Advice for Dancers: Find the Perfect Pointe Shoe
How custom orders can help. Plus, advice for overcoming racism in your company.
I’ve always had trouble finding the right size pointe shoes. My bunions need a wide box but my heels are narrow, making all my choices either too loose or painfully tight. Now that I’m a professional, I have access to my own shoemaker. Any advice?
—Cinderella, Boston, MA
Finding the right pointe shoe is a journey, given the subtle differences in foot type and size—even between your own two feet. So try to be patient and open to experimentation. New York City–based podiatrist Dr. Thomas Novella, who sees over 200 dancers a year, has told me that fit is more important than the brand. For the best shape and size, he advises dancers to get their feet measured in the morning before they swell. (Sneakers are just the opposite; try them on in the evening to ensure a comfy half-inch space at the toes.) Your pointe shoes also need to accommodate proper padding. A bunion (or simian) foot like yours requires a doughnut-shaped foam pad over the bunion, a spacer between the first two toes and, as you already know, a wide box.

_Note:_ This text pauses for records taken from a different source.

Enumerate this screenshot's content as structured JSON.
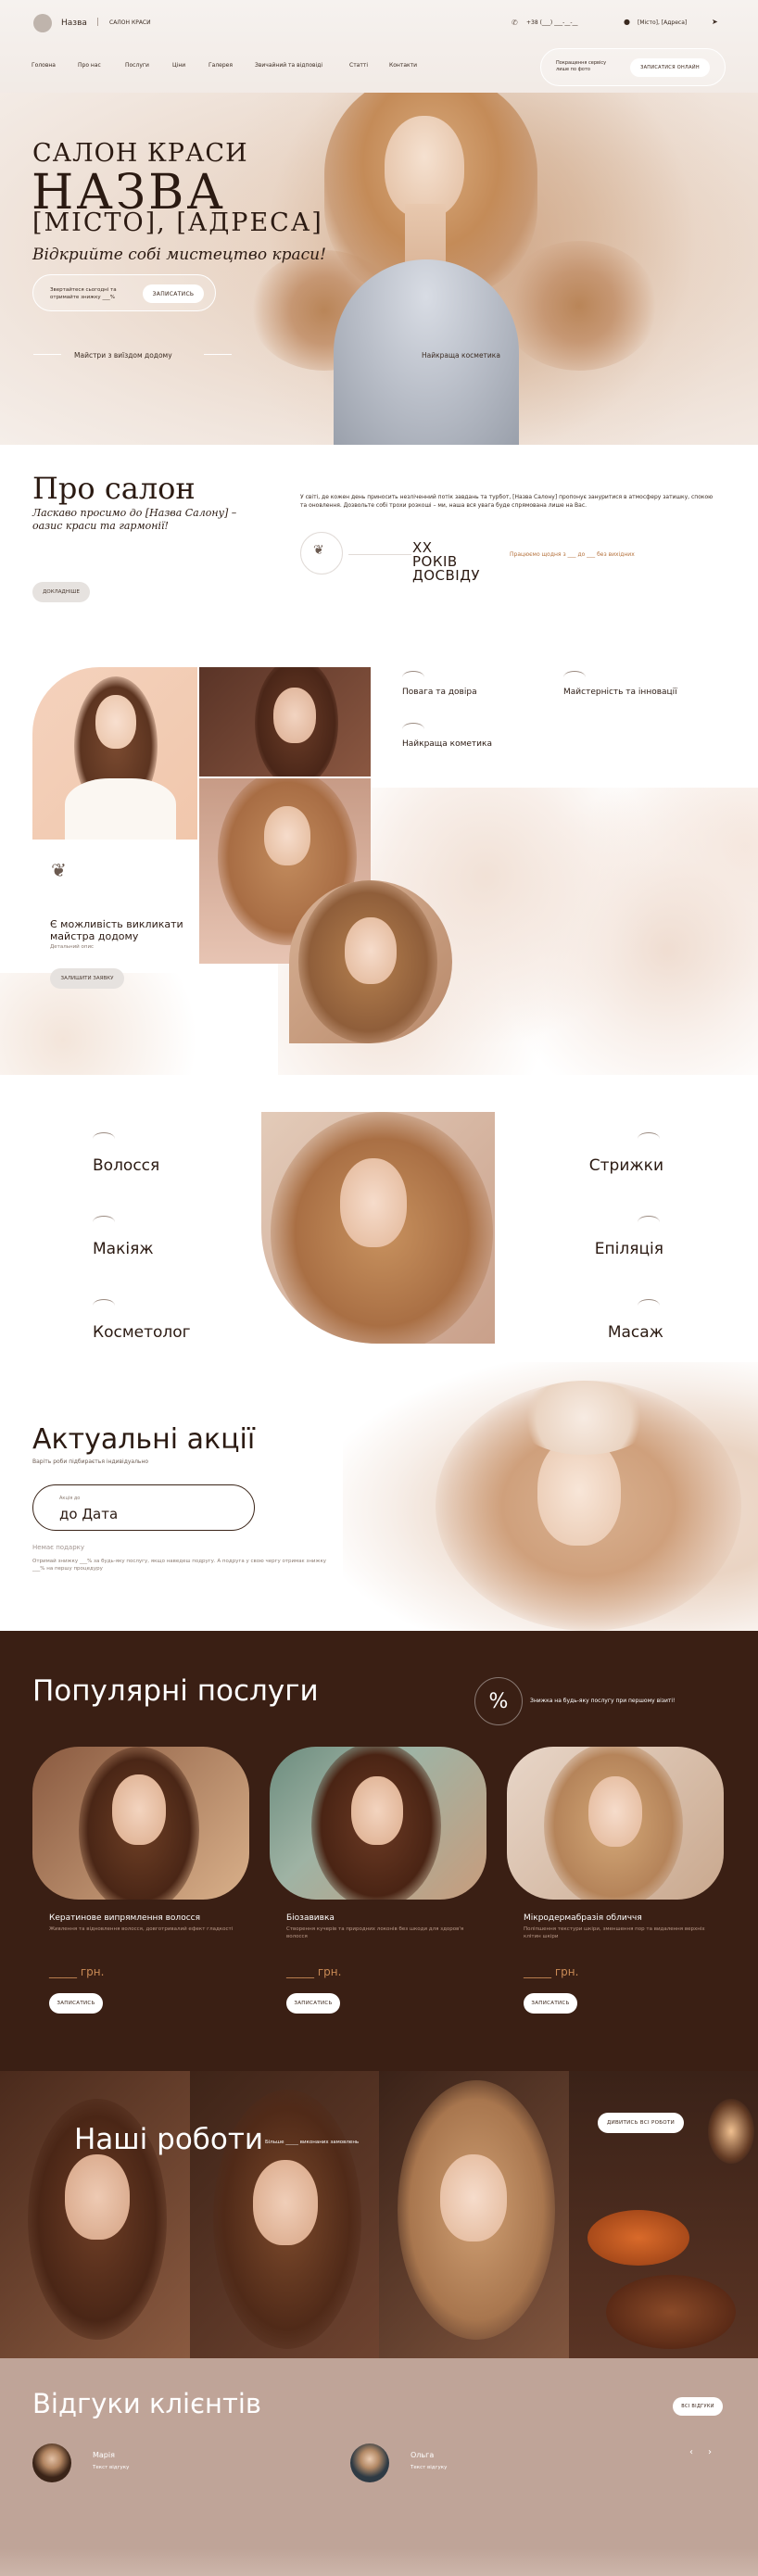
{
  "header": {
    "brand": "Назва",
    "sep": "|",
    "brand_sub": "САЛОН КРАСИ",
    "phone": "+38 (___) ___-__-__",
    "address": "[Місто], [Адреса]"
  },
  "nav": {
    "items": [
      "Головна",
      "Про нас",
      "Послуги",
      "Ціни",
      "Галерея",
      "Звичайний та відповіді",
      "Статті",
      "Контакти"
    ],
    "promo_text": "Покращення сервісу лише по фото",
    "promo_button": "ЗАПИСАТИСЯ ОНЛАЙН"
  },
  "hero": {
    "line1": "САЛОН КРАСИ",
    "line2": "НАЗВА",
    "line3": "[МІСТО], [АДРЕСА]",
    "tagline": "Відкрийте собі мистецтво краси!",
    "cta_text": "Звертайтеся сьогодні та отримайте знижку ___%",
    "cta_button": "ЗАПИСАТИСЬ",
    "feature1": "Майстри з виїздом додому",
    "feature2": "Найкраща косметика"
  },
  "about": {
    "title": "Про салон",
    "subtitle": "Ласкаво просимо до [Назва Салону] – оазис краси та гармонії!",
    "text": "У світі, де кожен день приносить незліченний потік завдань та турбот, [Назва Салону] пропонує зануритися в атмосферу затишку, спокою та оновлення. Дозвольте собі трохи розкоші – ми, наша вся увага буде спрямована лише на Вас.",
    "years": "XX РОКІВ ДОСВІДУ",
    "years_note": "Працюємо щодня з ___ до ___ без вихідних",
    "more_button": "ДОКЛАДНІШЕ"
  },
  "features": {
    "items": [
      "Повага та довіра",
      "Майстерність та інновації",
      "Найкраща кометика"
    ],
    "home_visit_title": "Є можливість викликати майстра додому",
    "home_visit_sub": "Детальний опис",
    "home_visit_button": "ЗАЛИШИТИ ЗАЯВКУ"
  },
  "services_grid": {
    "left": [
      "Волосся",
      "Макіяж",
      "Косметолог"
    ],
    "right": [
      "Стрижки",
      "Епіляція",
      "Масаж"
    ]
  },
  "promos": {
    "title": "Актуальні акції",
    "subtitle": "Варіть роби підбираєтья індивідуально",
    "box_label": "Акція до",
    "box_value": "до Дата",
    "small_title": "Немає подарку",
    "small_text": "Отримай знижку ___% за будь-яку послугу, якщо наведеш подругу. А подруга у свою чергу отримає знижку ___% на першу процедуру"
  },
  "popular": {
    "title": "Популярні послуги",
    "note": "Знижка на будь-яку послугу при першому візиті!",
    "percent": "%",
    "cards": [
      {
        "name": "Кератинове випрямлення волосся",
        "desc": "Живлення та відновлення волосся, довготривалий ефект гладкості",
        "price": "_____ грн.",
        "button": "ЗАПИСАТИСЬ"
      },
      {
        "name": "Біозавивка",
        "desc": "Створення кучерів та природних локонів без шкоди для здоров'я волосся",
        "price": "_____ грн.",
        "button": "ЗАПИСАТИСЬ"
      },
      {
        "name": "Мікродермабразія обличчя",
        "desc": "Поліпшення текстури шкіри, зменшення пор та видалення верхніх клітин шкіри",
        "price": "_____ грн.",
        "button": "ЗАПИСАТИСЬ"
      }
    ]
  },
  "works": {
    "title": "Наші роботи",
    "sub": "Більше _____ виконаних замовлень",
    "button": "ДИВИТИСЬ ВСІ РОБОТИ"
  },
  "reviews": {
    "title": "Відгуки клієнтів",
    "button": "ВСІ ВІДГУКИ",
    "items": [
      {
        "name": "Марія",
        "text": "Текст відгуку"
      },
      {
        "name": "Ольга",
        "text": "Текст відгуку"
      }
    ],
    "prev": "‹",
    "next": "›"
  },
  "colors": {
    "dark": "#3a1f14",
    "accent": "#c9a48a",
    "beige": "#bfa498",
    "gold": "#b5733e"
  }
}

When placing a special order from your shoemaker, there are several factors to consider: box shape, to fit your foot type and padding; vamp length, to prevent rolling over on your knuckles or leaning backwards; width, to keep from sinking down into the shoe; profile, or side, height that’s neither too high nor low to be painful; shank strength; and heel shape, for both height and width. Once you receive a trial batch, be prepared to make further modifications if something hurts. Get resized every three years, because feet tend to spread with age. Your preferences may also change with experience.
I’ve never had a regular period, and I’m told that’s why I developed a stress fracture in my metatarsal. My physical therapist, who knows that I follow a very low-calorie diet to prevent weight gain, said a nutritionist could help me menstruate and stay thin. I’m slowly making progress by eating healthier but still haven’t had my period. It also hasn’t helped me lose the weight I’ve gained while injured. What else can I do?
—Laura, White Plains, NY
Hormonal problems that affect bone density can occur due to intense exercise, dieting or a health-related issue. Please make an appointment with a gynecological endocrinologist to find out why you’re having trouble. Certainly, inadequate nutrition is one component of the female athlete triad (dieting, menstrual problems and brittle bones) that can plague dancers. In your case, a registered dietitian, who has passed a rigorous exam after postgraduate training (unlike other nutrition counselors), can help. If you’re having difficulty eating more or think you might have an eating disorder, contact The Renfrew Center for a referral to a psychologist who has expertise in this area (renfrewcenter.com). Some dancers who follow a sensible eating plan may still require medication from an endocrinologist to jumpstart their periods. Others may need a totally different approach if they are grappling with a health issue like polycystic ovary syndrome, which also causes menstrual irregularities and weight gain and tends to run in families. Whatever the cause, stay positive and remain proactive until you find the solution.
Diversity seems to be a new theme in ballet companies, although no one talks about how black dancers may experience discrimination within their troupe. For example, I was blamed for theft among my colleagues based on my color. I was subsequently exonerated by the police but suffered the stigma of being guilty by default until I left and joined another company. When will people start talking about this subject?
—Anonymous, San Francisco, CA
You’re touching a nerve about prejudice in America (let alone ballet), making it difficult to have an open discussion. That being said, it’s about time that black dancers are treated with the same respect as everyone else. I’m happy to hear that you made a positive move to another company. My advice to the dance community at large is to take inventory of their actions. If you’ve treated others unfairly through racial stereotyping, admit your mistake and apologize to the dancer in question. Most artists love their work, are willing to forgive and are eager for the validation. Now is the time to openly discuss the topic.
Dr. Linda Hamilton
2000 Broadway, PH2C, New York, NY 10023
email: [email protected]
Former New York City Ballet dancer Linda Hamilton, Ph.D., is a psychologist in private practice, the author of
Advice for Dancers (Jossey-Bass) and co-author of The Dancer’s Way: The New York City Ballet Guide to Mind, Body, and Nutrition (St. Martin’s Griffin). Her website is drlindahamilton.com